A young chief who had been protected by a hummingbird is killed by his jealous uncle and then transformed into a quetzal, symbol of freedom.
Vanessa’s sister, Virginia, is in a “wolfish” mood — growling, howling and acting very strange. It’s a funk so fierce, the whole household feels topsy-turvy. Vanessa tries everything she can think of to cheer her up, but nothing seems to work. Then Virginia tells Vanessa about an imaginary, perfect place called Bloomsberry. Armed with an idea, Vanessa begins to paint Bloomsberry on the bedroom walls, transforming them into a beautiful garden complete with a ladder and swing “so that what was down could climb up.” Before long, Virginia, too, has picked up a brush and undergoes a surprising transformation of her own. Loosely based on the relationship between author Virginia Woolf and her sister, painter Vanessa Bell, Virginia Wolf is an uplifting story for readers of all ages.

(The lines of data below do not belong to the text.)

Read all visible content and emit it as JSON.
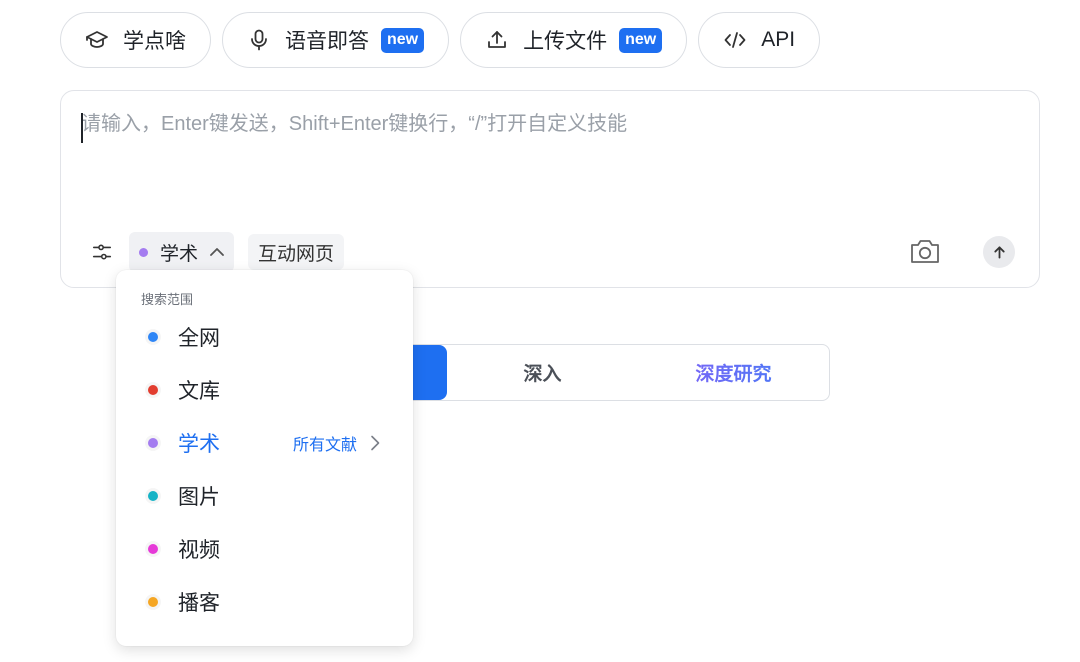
{
  "chips": [
    {
      "label": "学点啥",
      "icon": "graduation-cap-icon",
      "badge": ""
    },
    {
      "label": "语音即答",
      "icon": "microphone-icon",
      "badge": "new"
    },
    {
      "label": "上传文件",
      "icon": "upload-icon",
      "badge": "new"
    },
    {
      "label": "API",
      "icon": "code-icon",
      "badge": ""
    }
  ],
  "composer": {
    "placeholder": "请输入，Enter键发送，Shift+Enter键换行，“/”打开自定义技能",
    "value": "",
    "scope_label": "学术",
    "web_label": "互动网页"
  },
  "modes": {
    "items": [
      "",
      "深入",
      "深度研究"
    ],
    "active_index": 0
  },
  "dropdown": {
    "heading": "搜索范围",
    "items": [
      {
        "label": "全网",
        "color": "#2f86f6"
      },
      {
        "label": "文库",
        "color": "#e23d2f"
      },
      {
        "label": "学术",
        "color": "#a47cf0",
        "selected": true,
        "sub_label": "所有文献"
      },
      {
        "label": "图片",
        "color": "#16b3c6"
      },
      {
        "label": "视频",
        "color": "#e63ad8"
      },
      {
        "label": "播客",
        "color": "#f5a623"
      }
    ]
  },
  "colors": {
    "accent": "#1e6ff1",
    "scope_dot": "#a47cf0"
  }
}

In this retelling of a traditional Jewish folktale, Joseph’s baby blanket is transformed into ever smaller items as he grows until there is nothing left–but then Joseph has an idea.